- Recorded data -
+++
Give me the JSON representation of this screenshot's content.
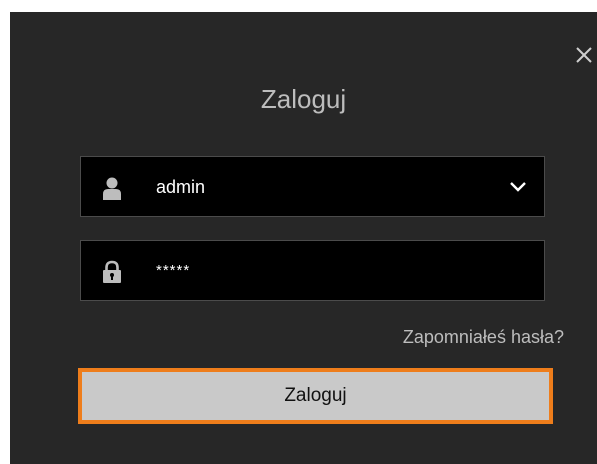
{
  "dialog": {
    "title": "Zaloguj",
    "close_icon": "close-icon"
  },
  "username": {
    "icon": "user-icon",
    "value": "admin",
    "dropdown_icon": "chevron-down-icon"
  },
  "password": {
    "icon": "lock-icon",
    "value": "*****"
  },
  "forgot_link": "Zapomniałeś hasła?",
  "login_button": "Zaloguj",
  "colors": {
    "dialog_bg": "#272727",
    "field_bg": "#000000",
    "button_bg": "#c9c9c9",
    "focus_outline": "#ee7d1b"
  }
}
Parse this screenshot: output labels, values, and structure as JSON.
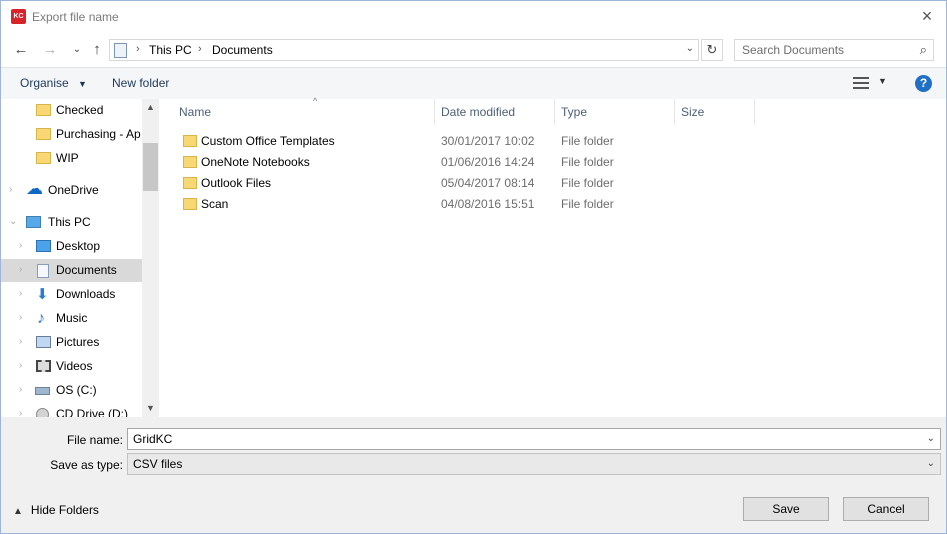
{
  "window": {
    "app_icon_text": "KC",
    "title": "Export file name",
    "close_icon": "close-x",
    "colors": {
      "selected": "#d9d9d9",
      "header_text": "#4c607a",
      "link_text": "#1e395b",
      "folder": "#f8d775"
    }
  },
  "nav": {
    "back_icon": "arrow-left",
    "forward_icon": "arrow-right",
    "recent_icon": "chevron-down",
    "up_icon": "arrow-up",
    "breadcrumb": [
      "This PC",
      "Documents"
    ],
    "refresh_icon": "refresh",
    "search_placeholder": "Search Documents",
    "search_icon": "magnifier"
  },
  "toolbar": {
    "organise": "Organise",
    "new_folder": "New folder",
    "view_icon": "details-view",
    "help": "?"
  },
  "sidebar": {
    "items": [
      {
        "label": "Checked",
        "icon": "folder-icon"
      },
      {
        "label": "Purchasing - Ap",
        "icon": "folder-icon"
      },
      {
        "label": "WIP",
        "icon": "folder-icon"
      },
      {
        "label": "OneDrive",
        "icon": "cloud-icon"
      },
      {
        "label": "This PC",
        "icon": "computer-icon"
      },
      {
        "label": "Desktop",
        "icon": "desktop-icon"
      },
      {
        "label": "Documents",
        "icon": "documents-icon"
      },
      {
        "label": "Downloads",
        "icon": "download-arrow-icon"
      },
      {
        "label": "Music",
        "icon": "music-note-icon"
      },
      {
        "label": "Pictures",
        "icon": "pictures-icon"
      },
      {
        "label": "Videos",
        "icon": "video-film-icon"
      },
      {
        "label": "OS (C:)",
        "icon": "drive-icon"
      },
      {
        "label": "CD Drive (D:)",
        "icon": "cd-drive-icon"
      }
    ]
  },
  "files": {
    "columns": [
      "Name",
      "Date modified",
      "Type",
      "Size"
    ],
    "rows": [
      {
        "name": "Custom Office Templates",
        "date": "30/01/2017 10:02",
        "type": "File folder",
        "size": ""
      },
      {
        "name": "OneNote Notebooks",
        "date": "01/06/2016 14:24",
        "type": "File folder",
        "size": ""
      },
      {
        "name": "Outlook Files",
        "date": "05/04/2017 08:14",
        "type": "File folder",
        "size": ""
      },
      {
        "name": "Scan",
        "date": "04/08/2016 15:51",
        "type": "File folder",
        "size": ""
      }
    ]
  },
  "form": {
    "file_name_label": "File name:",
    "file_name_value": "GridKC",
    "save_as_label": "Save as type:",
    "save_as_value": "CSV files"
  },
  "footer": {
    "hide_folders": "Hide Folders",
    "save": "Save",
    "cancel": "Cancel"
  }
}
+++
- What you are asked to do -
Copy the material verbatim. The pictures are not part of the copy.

- Answer -
Give me the JSON representation of this screenshot's content.
{
  "dialog": {
    "title": "Zaloguj",
    "close_icon": "close-icon"
  },
  "username": {
    "icon": "user-icon",
    "value": "admin",
    "dropdown_icon": "chevron-down-icon"
  },
  "password": {
    "icon": "lock-icon",
    "value": "*****"
  },
  "forgot_link": "Zapomniałeś hasła?",
  "login_button": "Zaloguj",
  "colors": {
    "dialog_bg": "#272727",
    "field_bg": "#000000",
    "button_bg": "#c9c9c9",
    "focus_outline": "#ee7d1b"
  }
}
Parse this screenshot: output labels, values, and structure as JSON.
{
  "window": {
    "app_icon_text": "KC",
    "title": "Export file name",
    "close_icon": "close-x",
    "colors": {
      "selected": "#d9d9d9",
      "header_text": "#4c607a",
      "link_text": "#1e395b",
      "folder": "#f8d775"
    }
  },
  "nav": {
    "back_icon": "arrow-left",
    "forward_icon": "arrow-right",
    "recent_icon": "chevron-down",
    "up_icon": "arrow-up",
    "breadcrumb": [
      "This PC",
      "Documents"
    ],
    "refresh_icon": "refresh",
    "search_placeholder": "Search Documents",
    "search_icon": "magnifier"
  },
  "toolbar": {
    "organise": "Organise",
    "new_folder": "New folder",
    "view_icon": "details-view",
    "help": "?"
  },
  "sidebar": {
    "items": [
      {
        "label": "Checked",
        "icon": "folder-icon"
      },
      {
        "label": "Purchasing - Ap",
        "icon": "folder-icon"
      },
      {
        "label": "WIP",
        "icon": "folder-icon"
      },
      {
        "label": "OneDrive",
        "icon": "cloud-icon"
      },
      {
        "label": "This PC",
        "icon": "computer-icon"
      },
      {
        "label": "Desktop",
        "icon": "desktop-icon"
      },
      {
        "label": "Documents",
        "icon": "documents-icon"
      },
      {
        "label": "Downloads",
        "icon": "download-arrow-icon"
      },
      {
        "label": "Music",
        "icon": "music-note-icon"
      },
      {
        "label": "Pictures",
        "icon": "pictures-icon"
      },
      {
        "label": "Videos",
        "icon": "video-film-icon"
      },
      {
        "label": "OS (C:)",
        "icon": "drive-icon"
      },
      {
        "label": "CD Drive (D:)",
        "icon": "cd-drive-icon"
      }
    ]
  },
  "files": {
    "columns": [
      "Name",
      "Date modified",
      "Type",
      "Size"
    ],
    "rows": [
      {
        "name": "Custom Office Templates",
        "date": "30/01/2017 10:02",
        "type": "File folder",
        "size": ""
      },
      {
        "name": "OneNote Notebooks",
        "date": "01/06/2016 14:24",
        "type": "File folder",
        "size": ""
      },
      {
        "name": "Outlook Files",
        "date": "05/04/2017 08:14",
        "type": "File folder",
        "size": ""
      },
      {
        "name": "Scan",
        "date": "04/08/2016 15:51",
        "type": "File folder",
        "size": ""
      }
    ]
  },
  "form": {
    "file_name_label": "File name:",
    "file_name_value": "GridKC",
    "save_as_label": "Save as type:",
    "save_as_value": "CSV files"
  },
  "footer": {
    "hide_folders": "Hide Folders",
    "save": "Save",
    "cancel": "Cancel"
  }
}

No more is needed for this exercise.